The NBC tool (Rosen, Reichenberger & Rosenfeld, 2011) ranked highly in both the robust Z-score and network analysis, however the confidence intervals on both accuracy estimates were comparably large. Presumably, this was due to its inclusion in a single, early benchmark study (Bazinet & Cummings, 2012) and exclusion from all subsequent benchmarks. To investigate this further, the authors of this study attempted to run NBC themselves, but found that it failed to run (core dump) on test input data. It is possible that with some debugging, this tool could compare favourably with modern approaches.

These results can by no means be considered the definitive answer to how to analyse eDNA datasets since tools will continue to be refined and results are based on broad averages over multiple conditions. Therefore, some tools may be more suited for more specific problems than those assessed in these results (e.g., human gut microbiome). Furthermore, we have not addressed the issue of scale—i.e., do these tools have sufficient speed to operate on the increasingly large-scale datasets that new sequencing methods are capable of producing?

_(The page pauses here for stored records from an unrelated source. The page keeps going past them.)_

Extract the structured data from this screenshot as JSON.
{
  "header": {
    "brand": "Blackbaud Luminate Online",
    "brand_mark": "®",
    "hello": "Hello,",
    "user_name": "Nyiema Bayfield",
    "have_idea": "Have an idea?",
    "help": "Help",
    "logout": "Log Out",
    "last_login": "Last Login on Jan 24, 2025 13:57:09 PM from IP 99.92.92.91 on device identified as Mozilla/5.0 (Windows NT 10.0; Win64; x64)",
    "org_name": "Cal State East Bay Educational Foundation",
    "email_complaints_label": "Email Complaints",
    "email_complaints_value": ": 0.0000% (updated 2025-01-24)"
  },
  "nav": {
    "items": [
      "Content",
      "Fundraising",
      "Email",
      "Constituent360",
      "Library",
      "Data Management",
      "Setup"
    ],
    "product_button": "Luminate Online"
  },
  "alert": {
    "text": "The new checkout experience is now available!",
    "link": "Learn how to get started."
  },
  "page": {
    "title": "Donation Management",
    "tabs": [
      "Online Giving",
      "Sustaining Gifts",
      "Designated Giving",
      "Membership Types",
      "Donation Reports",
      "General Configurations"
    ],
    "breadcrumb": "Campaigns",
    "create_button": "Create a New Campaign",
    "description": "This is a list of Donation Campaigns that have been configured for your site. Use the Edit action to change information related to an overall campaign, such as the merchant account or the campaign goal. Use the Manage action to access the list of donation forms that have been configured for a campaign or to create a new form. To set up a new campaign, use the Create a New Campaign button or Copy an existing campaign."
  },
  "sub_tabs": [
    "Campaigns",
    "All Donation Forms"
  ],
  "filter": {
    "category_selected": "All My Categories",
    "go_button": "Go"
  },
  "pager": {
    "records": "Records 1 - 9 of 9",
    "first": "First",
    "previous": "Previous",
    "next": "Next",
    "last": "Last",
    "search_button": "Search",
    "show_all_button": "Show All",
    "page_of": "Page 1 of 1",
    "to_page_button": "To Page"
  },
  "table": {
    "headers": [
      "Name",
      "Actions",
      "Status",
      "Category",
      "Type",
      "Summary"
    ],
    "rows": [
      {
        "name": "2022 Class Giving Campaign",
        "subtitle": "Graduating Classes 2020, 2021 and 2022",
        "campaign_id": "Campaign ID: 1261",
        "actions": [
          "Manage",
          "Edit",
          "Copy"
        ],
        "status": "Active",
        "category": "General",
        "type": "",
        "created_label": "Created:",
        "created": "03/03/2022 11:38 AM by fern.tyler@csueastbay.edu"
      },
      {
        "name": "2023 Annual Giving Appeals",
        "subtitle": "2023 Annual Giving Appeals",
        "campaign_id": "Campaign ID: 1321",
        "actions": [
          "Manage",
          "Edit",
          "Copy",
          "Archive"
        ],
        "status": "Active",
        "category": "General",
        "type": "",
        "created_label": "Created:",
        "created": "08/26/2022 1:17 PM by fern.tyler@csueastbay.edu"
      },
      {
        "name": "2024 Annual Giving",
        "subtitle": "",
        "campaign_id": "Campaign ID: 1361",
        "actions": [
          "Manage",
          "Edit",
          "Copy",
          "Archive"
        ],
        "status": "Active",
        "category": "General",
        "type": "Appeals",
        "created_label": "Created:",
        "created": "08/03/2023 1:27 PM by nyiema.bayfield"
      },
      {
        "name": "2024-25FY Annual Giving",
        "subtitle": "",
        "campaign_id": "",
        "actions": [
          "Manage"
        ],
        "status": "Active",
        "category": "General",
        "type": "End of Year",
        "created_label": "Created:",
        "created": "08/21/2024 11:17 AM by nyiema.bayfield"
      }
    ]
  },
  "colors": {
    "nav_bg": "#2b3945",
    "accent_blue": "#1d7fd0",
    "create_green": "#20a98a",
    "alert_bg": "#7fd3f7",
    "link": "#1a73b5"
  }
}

Our analysis has not identified an underlying cause for inconsistencies between benchmarks. We found a core set of software tools that have been evaluated in most benchmarks. These are CLARK, Kraken, MEGAN, and MetaPhyler, but the relative ranking of these tools differed greatly between some benchmarks. We did find that restricting the included benchmarks to those that satisfy the criteria for a “neutral comparison study” (Boulesteix, Lauer & Eugster, 2013), improved the consistency of evaluations considerably. This may point to differences in the results obtained by “expert users” (e.g., tool developers) compared and those of “amateur users” (e.g., bioinformaticians or microbiologists).

Finally, the results presented in Fig. S4 indicate that most eDNA analysis tools have a high positive-predictive value (PPV). This implies that false-positive matches between eDNA sequences and reference databases are not the main source of error for these analyses. However, sensitivity estimates can be low and generally cover a broad range of values. This implies that false-negatives are the main source of error for environmental analysis. This shows that matching divergent eDNA and reference database nucleotide sequences remains a significant research challenge in need of further development.

Supplemental Information

Supplementary Figures 1-6, Supplementary Table 1

DOI: 10.7717/peerj.6160/supp-1